.d.p. if we fail to act. this is why many of us have called for action. it was six years ago this month that senator greg and i first came up with a commission to address the debt. that eventually led to the president naming the simpson bowles commission. -- its part son report bipartisan report recommended 40 trillion in deficit reduction. we need to stabilize the debt and work it down is a package of about $4 trillion over ten years. here we are today, december 19, and these law changes which i referenced earlier, the end of the bush era tax cuts, the dreaded sequester, across the board cuts of $1.2 trillion in spending will begin to take effect the first of next year. the good news is the white house and republicans have been trading proposals and at least yesterday appeared to be moving closer together. i would have much preferred that they would be talking about a bigger package than they've discussed but nonetheless to reach a package that would resolve some of these issues would be an important step forward and i think help promote certainty that would be important to our economy
into this bill and the way he's worked cooperatively with all of us on both sides of the aisle and madam speaker, i urge my colleagues to join me in supporting this bill and i reserve the balance of my time. the speaker pro tempore: the gentlewoman reserves. the chair will receive a message. the messenger: madam speaker a message from the senate. the secretary: madam speaker. the speaker pro tempore: madam secretary. the secretary: i have been directed by the senate to inform the house that the nat has passed without amendment h.r. 3641, cited as the national park act. the speaker pro tempore: the gentleman from utah. >> i have no fufert speakers and reserve the balance -- mr. chaffetz: i have no further speakers and reserve the balance of my time. the speaker pro tempore: the gentlewoman from the district of columbia. ms. norton: i yield back the balance of my time. the speaker pro tempore: the gentleman from utah. mr. chaffetz: i would like to thank representative poe for introducing this legislation. the intill bipartisan in its approach, it creates a means for properly commemorating the cent

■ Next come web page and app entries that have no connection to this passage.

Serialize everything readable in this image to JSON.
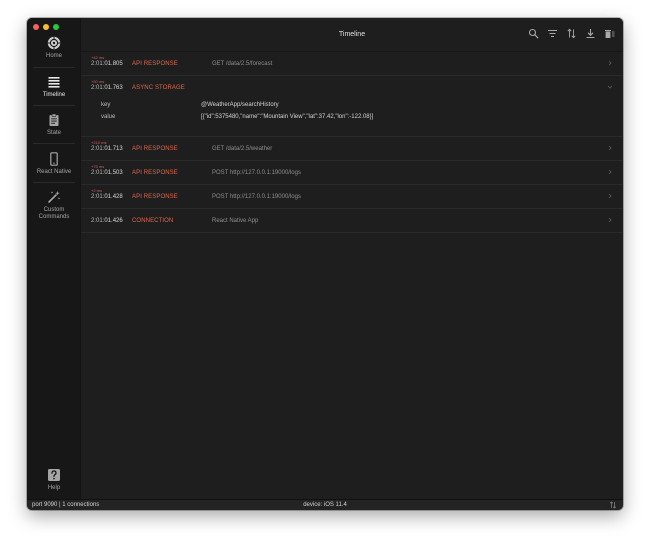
{
  "window": {
    "title": "Timeline"
  },
  "sidebar": {
    "items": [
      {
        "label": "Home",
        "icon": "reactotron-logo-icon"
      },
      {
        "label": "Timeline",
        "icon": "list-icon",
        "active": true
      },
      {
        "label": "State",
        "icon": "clipboard-icon"
      },
      {
        "label": "React Native",
        "icon": "phone-icon"
      },
      {
        "label": "Custom Commands",
        "icon": "magic-wand-icon"
      }
    ],
    "help_label": "Help"
  },
  "toolbar": {
    "icons": [
      "search-icon",
      "filter-icon",
      "sort-icon",
      "download-icon",
      "clear-icon"
    ]
  },
  "timeline": {
    "rows": [
      {
        "delta": "+42 ms",
        "time_prefix": "2:01:",
        "time_sec": "01.805",
        "tag": "API RESPONSE",
        "detail": "GET /data/2.5/forecast"
      },
      {
        "delta": "+50 ms",
        "time_prefix": "2:01:",
        "time_sec": "01.763",
        "tag": "ASYNC STORAGE",
        "detail": "",
        "key_label": "key",
        "key_value": "@WeatherApp/searchHistory",
        "value_label": "value",
        "value_value": "[{\"id\":5375480,\"name\":\"Mountain View\",\"lat\":37.42,\"lon\":-122.08}]"
      },
      {
        "delta": "+210 ms",
        "time_prefix": "2:01:",
        "time_sec": "01.713",
        "tag": "API RESPONSE",
        "detail": "GET /data/2.5/weather"
      },
      {
        "delta": "+75 ms",
        "time_prefix": "2:01:",
        "time_sec": "01.503",
        "tag": "API RESPONSE",
        "detail": "POST http://127.0.0.1:19000/logs"
      },
      {
        "delta": "+2 ms",
        "time_prefix": "2:01:",
        "time_sec": "01.428",
        "tag": "API RESPONSE",
        "detail": "POST http://127.0.0.1:19000/logs"
      },
      {
        "delta": "",
        "time_prefix": "2:01:",
        "time_sec": "01.426",
        "tag": "CONNECTION",
        "detail": "React Native App"
      }
    ]
  },
  "statusbar": {
    "left": "port 9090 | 1 connections",
    "center": "device: iOS 11.4"
  },
  "colors": {
    "accent": "#e0684c",
    "delta": "#d0605b",
    "background": "#1e1e1e",
    "sidebar": "#171717"
  }
}
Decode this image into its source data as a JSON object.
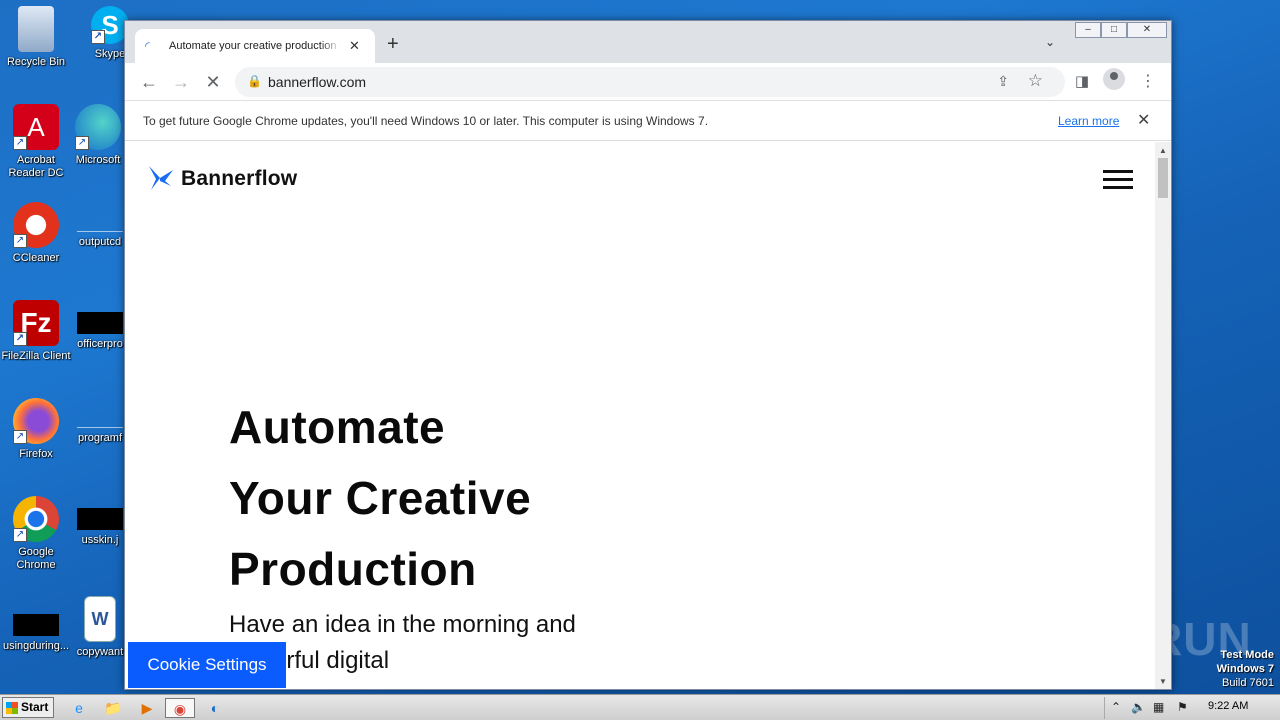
{
  "desktop": {
    "icons": [
      {
        "label": "Recycle Bin"
      },
      {
        "label": "Skype"
      },
      {
        "label": "Acrobat Reader DC"
      },
      {
        "label": "Microsoft"
      },
      {
        "label": "CCleaner"
      },
      {
        "label": "outputcd"
      },
      {
        "label": "FileZilla Client"
      },
      {
        "label": "officerpro"
      },
      {
        "label": "Firefox"
      },
      {
        "label": "programf"
      },
      {
        "label": "Google Chrome"
      },
      {
        "label": "usskin.j"
      },
      {
        "label": "usingduring..."
      },
      {
        "label": "copywant"
      }
    ],
    "watermark": "ANY RUN",
    "test_mode": {
      "line1": "Test Mode",
      "line2": "Windows 7",
      "line3": "Build 7601"
    }
  },
  "browser": {
    "tab": {
      "title": "Automate your creative production c",
      "close": "✕"
    },
    "new_tab": "+",
    "tab_search": "⌄",
    "window_controls": {
      "minimize": "–",
      "maximize": "□",
      "close": "✕"
    },
    "nav": {
      "back": "←",
      "forward": "→",
      "reload": "✕"
    },
    "address": {
      "url": "bannerflow.com"
    },
    "infobar": {
      "message": "To get future Google Chrome updates, you'll need Windows 10 or later. This computer is using Windows 7.",
      "link": "Learn more",
      "close": "✕"
    }
  },
  "page": {
    "brand": "Bannerflow",
    "hero_lines": [
      "Automate",
      "Your Creative",
      "Production"
    ],
    "subtitle": "Have an idea in the morning and powerful digital",
    "cookie_button": "Cookie Settings"
  },
  "taskbar": {
    "start": "Start",
    "clock": "9:22 AM"
  },
  "colors": {
    "cookie_button": "#0a5cff",
    "link": "#1a73e8",
    "desktop": "#1e78d0"
  }
}
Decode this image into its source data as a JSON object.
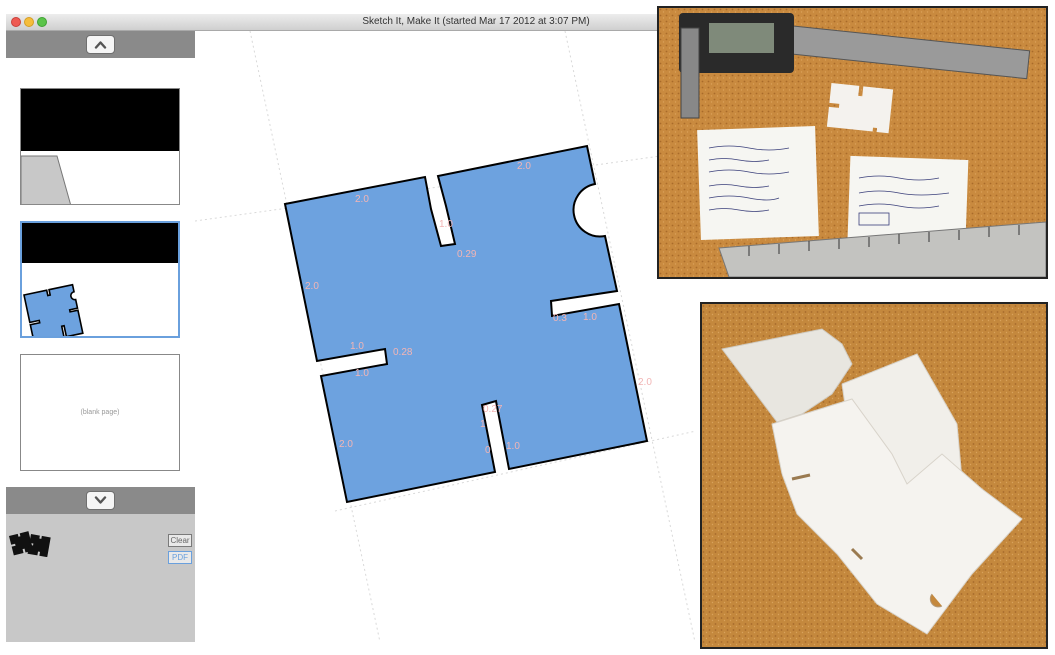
{
  "window": {
    "title": "Sketch It, Make It (started Mar 17 2012 at 3:07 PM)"
  },
  "sidebar": {
    "up_button_icon": "chevron-up-icon",
    "down_button_icon": "chevron-down-icon",
    "blank_page_label": "(blank page)",
    "clear_label": "Clear",
    "pdf_label": "PDF"
  },
  "canvas": {
    "dimension_labels": [
      "2.0",
      "2.0",
      "1.0",
      "0.29",
      "2.0",
      "0.3",
      "1.0",
      "1.0",
      "0.28",
      "1.0",
      "2.0",
      "0.27",
      "1",
      "0",
      "1.0",
      "2.0"
    ]
  },
  "photos": {
    "top_right_description": "caliper-and-notes-photo",
    "bottom_right_description": "assembled-white-acrylic-pieces-photo"
  },
  "colors": {
    "shape_fill": "#6da2df",
    "selection_blue": "#6aa0dd",
    "dimension_pink": "#f2b5b5"
  }
}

of instability. and all three governments reiterated to us their shared goals -- their share gold -- shared goals. all three indicated to was that the most abusive commanders are now under targeted sanctions and we have placed those same individuals under u.s. sanctions. talks between the garcia government and the environment -- m 23 began on december 29 in uganda and are being mediated with uganda as the chair on the international conference of the great lakes region known as the i c g lra. as the two sides begin substantive con -- talks, the current cease-fire is holding and the parties continue to express commitment to a dialogue. much of the m-23's military success and prowess and would not have been possible without outside support. there's a credit to ballpark -- body of evidence that corroborates the assertions of the u.n. experts that the rwanda government provided significant military and political support to the end-23. while there is evidence of uganda providing support to and- 23, we do not have a body of evidence suggesting that the ugandan government as a policy supported the m-23.
Search Results 0 to 8 of about 9